Combining his results with Thomson's findings of the electron, Rutherford created a model of the atom that portrayed a single positive nucleus (with a volume about one thousandth that of the entire atom) being circulated by electrons, and it is known as the Nuclear Model. Very shortly thereafter, in around 1913, Danish physicist Niels Bohr expanded on Rutherford's ideas and used mathematical approaches and the observation of fluorescence in energised gas molecules to propose one of the first theories in quantum mechanics. In particular, he argued that atomic electrons did not get absorbed into the nucleus because they were fixed in position (or localised) inside discrete energy levels. You might have seen these as the Saturn-like rings in the popularised diagrams that depict the atomic structure - they are what Bohr referred to as orbits. Accordingly, this model was called the Planetary Model, and it was getting close to the real thing.
The Modern Model
Though it does serve a variety of basic purposes - like showing chemical bonds and introducing subatomic particles to high-schoolers - Bohr's depiction of the atom is somewhat simplistic. In reality, as Erwin Schrödinger found in 1926, electrons don't really follow set pathways in atoms. Instead, they jitter around all over the place (within the nucleus' vicinity), like excited mosquitoes constantly buzzing around right next to your face. Furthermore, quantum phenomena like particle-wave duality and superposition essentially allows them to exist as waves in multiple places in the atom at the same time - but we can generally still picture them as classical particles just fine.
Electrons do appear to almost always occupy 'preferred' volumes in space, however, and so we construed the concept of orbitals, which are really only 3-dimensional atomic orbits. Other work at the time also involved the discovery of protons, neutrons and the subatomic particles inside them (i.e. quarks), many of which were first detected in the Large Hadron Collider in Switzerland. All of this ultimately gave us the very accurate and rather complex model of the atom that we have today, usually known as the Quantum Model. Quite the progress from where we started, I think.

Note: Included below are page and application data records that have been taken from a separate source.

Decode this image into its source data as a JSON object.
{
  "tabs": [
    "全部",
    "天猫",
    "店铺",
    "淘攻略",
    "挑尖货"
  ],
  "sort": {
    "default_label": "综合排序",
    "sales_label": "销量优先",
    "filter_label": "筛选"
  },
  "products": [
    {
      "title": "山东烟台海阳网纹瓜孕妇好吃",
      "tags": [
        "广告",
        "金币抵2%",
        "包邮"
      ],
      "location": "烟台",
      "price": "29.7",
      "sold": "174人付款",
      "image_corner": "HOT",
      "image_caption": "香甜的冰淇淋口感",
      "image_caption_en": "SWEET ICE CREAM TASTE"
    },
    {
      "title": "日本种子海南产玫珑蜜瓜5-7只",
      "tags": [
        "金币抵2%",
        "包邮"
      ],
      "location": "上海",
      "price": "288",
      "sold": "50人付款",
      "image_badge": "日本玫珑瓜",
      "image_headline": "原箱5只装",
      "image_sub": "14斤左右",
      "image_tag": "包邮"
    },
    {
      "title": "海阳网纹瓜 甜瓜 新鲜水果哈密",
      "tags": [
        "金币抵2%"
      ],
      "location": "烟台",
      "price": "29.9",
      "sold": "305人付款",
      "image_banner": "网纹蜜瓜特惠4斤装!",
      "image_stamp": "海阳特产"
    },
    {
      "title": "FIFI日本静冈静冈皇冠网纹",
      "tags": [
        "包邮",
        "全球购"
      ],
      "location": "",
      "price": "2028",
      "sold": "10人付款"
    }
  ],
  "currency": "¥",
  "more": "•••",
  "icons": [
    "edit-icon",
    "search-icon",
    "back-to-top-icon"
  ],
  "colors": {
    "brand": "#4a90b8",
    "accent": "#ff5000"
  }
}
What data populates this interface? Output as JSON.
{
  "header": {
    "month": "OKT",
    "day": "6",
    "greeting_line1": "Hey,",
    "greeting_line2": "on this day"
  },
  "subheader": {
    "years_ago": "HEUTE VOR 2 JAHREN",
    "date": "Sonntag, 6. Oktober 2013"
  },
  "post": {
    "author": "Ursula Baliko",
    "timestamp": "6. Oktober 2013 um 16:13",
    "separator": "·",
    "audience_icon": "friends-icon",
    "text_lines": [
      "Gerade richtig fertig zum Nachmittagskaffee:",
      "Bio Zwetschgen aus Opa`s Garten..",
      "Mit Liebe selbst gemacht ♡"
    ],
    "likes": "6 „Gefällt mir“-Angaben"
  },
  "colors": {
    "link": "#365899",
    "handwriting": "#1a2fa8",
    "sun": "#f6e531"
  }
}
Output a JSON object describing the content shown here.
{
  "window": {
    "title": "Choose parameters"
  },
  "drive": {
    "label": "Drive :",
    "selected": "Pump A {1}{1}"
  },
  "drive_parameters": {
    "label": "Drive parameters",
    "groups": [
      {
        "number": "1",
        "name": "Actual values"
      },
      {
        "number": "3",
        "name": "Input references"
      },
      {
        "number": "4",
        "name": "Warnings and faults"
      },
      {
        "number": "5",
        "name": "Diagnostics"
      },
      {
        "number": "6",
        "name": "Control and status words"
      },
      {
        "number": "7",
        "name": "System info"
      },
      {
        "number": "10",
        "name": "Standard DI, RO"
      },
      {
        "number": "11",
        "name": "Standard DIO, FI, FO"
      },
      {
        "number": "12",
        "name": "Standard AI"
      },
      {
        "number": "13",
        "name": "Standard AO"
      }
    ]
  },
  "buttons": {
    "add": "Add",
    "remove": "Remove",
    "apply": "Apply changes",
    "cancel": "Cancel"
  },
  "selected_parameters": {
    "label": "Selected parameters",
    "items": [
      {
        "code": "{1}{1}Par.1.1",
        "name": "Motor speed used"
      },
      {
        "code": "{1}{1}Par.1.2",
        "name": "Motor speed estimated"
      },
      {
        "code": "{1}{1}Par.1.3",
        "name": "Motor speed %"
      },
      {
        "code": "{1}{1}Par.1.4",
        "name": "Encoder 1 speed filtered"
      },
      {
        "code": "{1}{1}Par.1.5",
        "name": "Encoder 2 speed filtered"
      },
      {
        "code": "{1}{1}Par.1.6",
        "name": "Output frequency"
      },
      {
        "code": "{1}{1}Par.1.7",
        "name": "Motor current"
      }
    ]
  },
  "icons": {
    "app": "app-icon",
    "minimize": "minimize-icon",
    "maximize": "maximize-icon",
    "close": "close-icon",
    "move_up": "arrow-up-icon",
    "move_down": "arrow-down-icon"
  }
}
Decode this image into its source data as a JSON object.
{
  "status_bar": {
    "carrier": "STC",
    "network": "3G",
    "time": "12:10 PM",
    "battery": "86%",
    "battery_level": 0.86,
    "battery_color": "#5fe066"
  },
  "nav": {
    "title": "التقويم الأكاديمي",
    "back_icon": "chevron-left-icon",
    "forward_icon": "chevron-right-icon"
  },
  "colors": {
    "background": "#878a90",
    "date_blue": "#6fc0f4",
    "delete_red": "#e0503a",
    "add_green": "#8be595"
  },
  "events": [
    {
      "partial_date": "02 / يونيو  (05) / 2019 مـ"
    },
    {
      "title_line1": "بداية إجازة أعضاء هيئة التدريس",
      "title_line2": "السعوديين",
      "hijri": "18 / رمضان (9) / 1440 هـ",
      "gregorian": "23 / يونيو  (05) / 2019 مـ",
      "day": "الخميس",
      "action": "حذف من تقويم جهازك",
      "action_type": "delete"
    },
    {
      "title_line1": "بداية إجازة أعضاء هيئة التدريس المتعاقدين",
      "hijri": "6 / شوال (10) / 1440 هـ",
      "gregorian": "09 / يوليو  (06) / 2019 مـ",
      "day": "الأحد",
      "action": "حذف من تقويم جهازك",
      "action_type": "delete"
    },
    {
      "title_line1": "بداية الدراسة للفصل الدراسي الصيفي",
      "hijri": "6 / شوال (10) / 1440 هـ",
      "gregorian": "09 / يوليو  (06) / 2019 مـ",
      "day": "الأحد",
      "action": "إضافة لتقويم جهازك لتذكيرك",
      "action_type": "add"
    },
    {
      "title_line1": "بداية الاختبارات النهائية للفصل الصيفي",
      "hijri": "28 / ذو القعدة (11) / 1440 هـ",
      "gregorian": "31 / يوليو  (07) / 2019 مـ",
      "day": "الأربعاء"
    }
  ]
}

Albeit, this is not the end. As we advance in our understanding of quantum theories and mathematics, over time, our model will continue to be refined and revised to more accurately portray the atom. Just another thing to look forward to, I suppose!
- Berryman, S. (2016). Ancient Atomism. The Stanford Encyclopedia of Philosophy. Retrieved from https://plato.stanford.edu/entries/atomism-ancient/
- Usselman, M. C. & Leaist, D. G. & Watson, K. D. (2008). Dalton's disputed nitric oxide experiments and the origins of his atomic theory. Chemphyschem. Retrieved from https://pubmed.ncbi.nlm.nih.gov/18175369/
- Dalton, J. (1808). A new system of chemical philosophy. Cambridge University Press. Retrieved from https://doi.org/10.5479/sil.324338.39088000885681
- The Editors of Encyclopaedia (2020). Rutherford model. Encyclopedia Britannica. Retrieved from https://www.britannica.com/science/Rutherford-model
- Svidzinsky. A. A. & Scully, M. O. & Herschbach, D. R. (2005). Bohr's 1913 molecular model revisited. Proceedings of the National Academy of Sciences of the United States of America, 102(34), 11985–11988. Retrieved from https://www.ncbi.nlm.nih.gov/pmc/articles/PMC1186029/